When the autumn air begins to chill and the leaves are changing colors, crews fan out across Northern states to begin an annual holiday ritual. The constant buzz of chainsaws signals the beginning of the Christmas tree harvest season. The sandy soils of northern Michigan are especially good for their growth, and tree farms dot the landscape.
By the beginning of October the trees have all been trimmed to shape. Portable sprayers are used to apply chemicals which seal the needles and prevent drying out as they travel to homes across the nation. This spray also gives the trees a darker green appearance as certain varieties are naturally a lighter yellow-green color.
At one time the annual tree harvest provided a steady uptick in business for the railroads in the months leading up to the holiday season. From a modeling standpoint this business is easily modeled on any layout, in any era.
ABOVE: In a scene straight out of 1959, workers load trees into a boxcar at Danhill, N.H., on Jack Ozanich’s HO scale Atlantic Great Eastern Railway. —Craig Wilson photo
Where I grew up in Cadillac, Mich., Marshall Brehm was a family friend who owned many tree farms in the area. In the 1970s I would travel home on college breaks and weekends to help with the harvest. At the farms the trees were cut and piled up in the aisleways. The trees were then run through a baling machine which folded the branches in toward the trunk. Older machines used baling twine but at this time they were being replaced with ones that employed nylon netting.
Every year Marshall would lease a plot of vacant land along the west leg of the Ann Arbor Railroad wye track at Selma Yard. A variety of older trucks and trailers brought the trees in from the tree farms where they were sorted into piles by tree variety and size. The “tree lot” was extremely simple. An old school bus that had been stripped of its seats acted as the “office” and break room. Gas-powered conveyor devices were used to send the trees up into the boxcars. Older ones looked like farm hay bale elevators while other, more lightweight, devices looked more purpose-built.

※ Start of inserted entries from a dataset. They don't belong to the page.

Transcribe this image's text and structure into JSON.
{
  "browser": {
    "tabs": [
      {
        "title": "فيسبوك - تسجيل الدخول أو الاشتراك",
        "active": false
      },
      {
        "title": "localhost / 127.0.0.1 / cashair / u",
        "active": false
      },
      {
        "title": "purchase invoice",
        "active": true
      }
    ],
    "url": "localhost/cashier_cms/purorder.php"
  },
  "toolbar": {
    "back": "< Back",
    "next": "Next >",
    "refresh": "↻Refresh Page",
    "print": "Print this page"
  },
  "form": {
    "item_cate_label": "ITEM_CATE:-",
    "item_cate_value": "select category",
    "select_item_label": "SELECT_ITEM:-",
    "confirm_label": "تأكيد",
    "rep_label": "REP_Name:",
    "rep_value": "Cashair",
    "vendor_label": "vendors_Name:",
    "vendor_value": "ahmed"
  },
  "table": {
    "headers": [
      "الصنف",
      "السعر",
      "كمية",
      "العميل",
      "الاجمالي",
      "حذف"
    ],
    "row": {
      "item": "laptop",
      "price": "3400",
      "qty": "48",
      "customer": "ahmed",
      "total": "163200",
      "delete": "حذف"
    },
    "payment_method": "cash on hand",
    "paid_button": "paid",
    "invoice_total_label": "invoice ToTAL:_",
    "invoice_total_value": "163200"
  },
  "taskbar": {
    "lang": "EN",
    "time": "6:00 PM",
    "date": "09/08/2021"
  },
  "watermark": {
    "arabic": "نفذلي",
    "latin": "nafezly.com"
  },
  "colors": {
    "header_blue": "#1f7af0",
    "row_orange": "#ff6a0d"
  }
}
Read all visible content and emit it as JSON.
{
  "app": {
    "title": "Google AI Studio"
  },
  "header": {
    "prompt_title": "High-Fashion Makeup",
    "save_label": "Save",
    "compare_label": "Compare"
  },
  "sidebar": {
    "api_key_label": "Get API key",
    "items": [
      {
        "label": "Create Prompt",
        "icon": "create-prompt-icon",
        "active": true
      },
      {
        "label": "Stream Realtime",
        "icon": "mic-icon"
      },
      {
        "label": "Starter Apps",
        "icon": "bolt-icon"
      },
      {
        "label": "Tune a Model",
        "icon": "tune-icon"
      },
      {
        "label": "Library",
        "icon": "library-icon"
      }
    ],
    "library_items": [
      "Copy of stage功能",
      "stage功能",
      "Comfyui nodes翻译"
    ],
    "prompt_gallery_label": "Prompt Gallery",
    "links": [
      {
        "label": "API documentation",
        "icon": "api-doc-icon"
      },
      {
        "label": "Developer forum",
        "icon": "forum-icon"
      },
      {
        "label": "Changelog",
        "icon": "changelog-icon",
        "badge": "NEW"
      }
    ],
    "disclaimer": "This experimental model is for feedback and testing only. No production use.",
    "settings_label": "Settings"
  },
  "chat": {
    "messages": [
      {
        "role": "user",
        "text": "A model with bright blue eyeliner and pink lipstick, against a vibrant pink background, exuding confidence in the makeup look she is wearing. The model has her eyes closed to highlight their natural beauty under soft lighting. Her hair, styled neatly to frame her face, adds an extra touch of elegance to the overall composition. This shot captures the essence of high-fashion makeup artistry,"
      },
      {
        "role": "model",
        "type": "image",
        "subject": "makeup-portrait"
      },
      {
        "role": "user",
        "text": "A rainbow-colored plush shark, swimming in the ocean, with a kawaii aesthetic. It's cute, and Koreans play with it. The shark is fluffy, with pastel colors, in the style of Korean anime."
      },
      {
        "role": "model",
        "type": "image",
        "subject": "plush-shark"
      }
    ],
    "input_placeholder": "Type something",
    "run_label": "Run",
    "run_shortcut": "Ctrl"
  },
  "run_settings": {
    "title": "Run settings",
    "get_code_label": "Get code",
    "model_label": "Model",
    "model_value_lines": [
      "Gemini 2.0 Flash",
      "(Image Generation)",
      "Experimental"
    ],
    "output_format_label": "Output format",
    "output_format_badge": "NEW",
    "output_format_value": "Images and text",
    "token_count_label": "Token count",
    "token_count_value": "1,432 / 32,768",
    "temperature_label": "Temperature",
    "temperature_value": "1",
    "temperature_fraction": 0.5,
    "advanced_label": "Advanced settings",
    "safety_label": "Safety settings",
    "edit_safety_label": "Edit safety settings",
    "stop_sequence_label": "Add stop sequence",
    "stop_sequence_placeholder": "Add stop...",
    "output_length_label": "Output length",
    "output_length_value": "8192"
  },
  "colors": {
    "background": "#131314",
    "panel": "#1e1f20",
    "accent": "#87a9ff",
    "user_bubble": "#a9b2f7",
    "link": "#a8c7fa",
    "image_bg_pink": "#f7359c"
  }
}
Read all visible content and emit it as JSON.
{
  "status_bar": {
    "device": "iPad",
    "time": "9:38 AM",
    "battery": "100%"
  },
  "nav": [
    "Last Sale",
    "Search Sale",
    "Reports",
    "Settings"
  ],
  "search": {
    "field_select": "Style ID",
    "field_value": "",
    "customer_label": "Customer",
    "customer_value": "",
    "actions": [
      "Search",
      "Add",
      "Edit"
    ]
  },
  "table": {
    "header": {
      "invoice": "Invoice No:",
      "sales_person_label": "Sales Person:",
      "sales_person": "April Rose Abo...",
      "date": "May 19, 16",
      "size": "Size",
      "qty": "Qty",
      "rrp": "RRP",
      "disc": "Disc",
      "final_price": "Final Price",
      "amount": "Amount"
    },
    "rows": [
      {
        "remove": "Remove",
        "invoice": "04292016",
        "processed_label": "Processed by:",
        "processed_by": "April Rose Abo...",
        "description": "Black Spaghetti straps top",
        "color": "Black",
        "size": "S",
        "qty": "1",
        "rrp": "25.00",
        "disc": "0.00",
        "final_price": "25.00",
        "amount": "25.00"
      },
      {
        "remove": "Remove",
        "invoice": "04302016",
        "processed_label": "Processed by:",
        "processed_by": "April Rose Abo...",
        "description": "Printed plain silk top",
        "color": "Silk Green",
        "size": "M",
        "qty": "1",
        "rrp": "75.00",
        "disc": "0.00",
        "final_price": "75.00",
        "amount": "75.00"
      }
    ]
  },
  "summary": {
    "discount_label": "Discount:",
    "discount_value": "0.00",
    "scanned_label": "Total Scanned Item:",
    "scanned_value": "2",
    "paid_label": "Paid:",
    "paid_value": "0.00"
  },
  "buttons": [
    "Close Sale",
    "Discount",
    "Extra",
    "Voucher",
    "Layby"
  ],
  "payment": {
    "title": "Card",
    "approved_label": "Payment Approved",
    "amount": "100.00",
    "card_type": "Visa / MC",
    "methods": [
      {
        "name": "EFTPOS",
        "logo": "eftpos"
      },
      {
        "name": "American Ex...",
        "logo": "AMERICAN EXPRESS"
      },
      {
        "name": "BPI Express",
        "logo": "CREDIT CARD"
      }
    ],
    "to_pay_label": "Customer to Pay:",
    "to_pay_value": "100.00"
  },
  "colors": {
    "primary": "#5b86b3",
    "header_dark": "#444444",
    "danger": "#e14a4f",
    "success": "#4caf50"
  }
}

Just about any empty boxcar the railroad could get its hands on was used for loading. Since trees are not very heavy, 50-foot cars were preferred but 40-footers were used also (Photo 3). The photos accompanying this article show activity in the 1960s with a variety of boxcars lined up along the siding. By the time I was working there, fewer boxcars were loaded as the bulk of the traffic was shifted to open top semi-trailers but everything else at the tree lot was the same…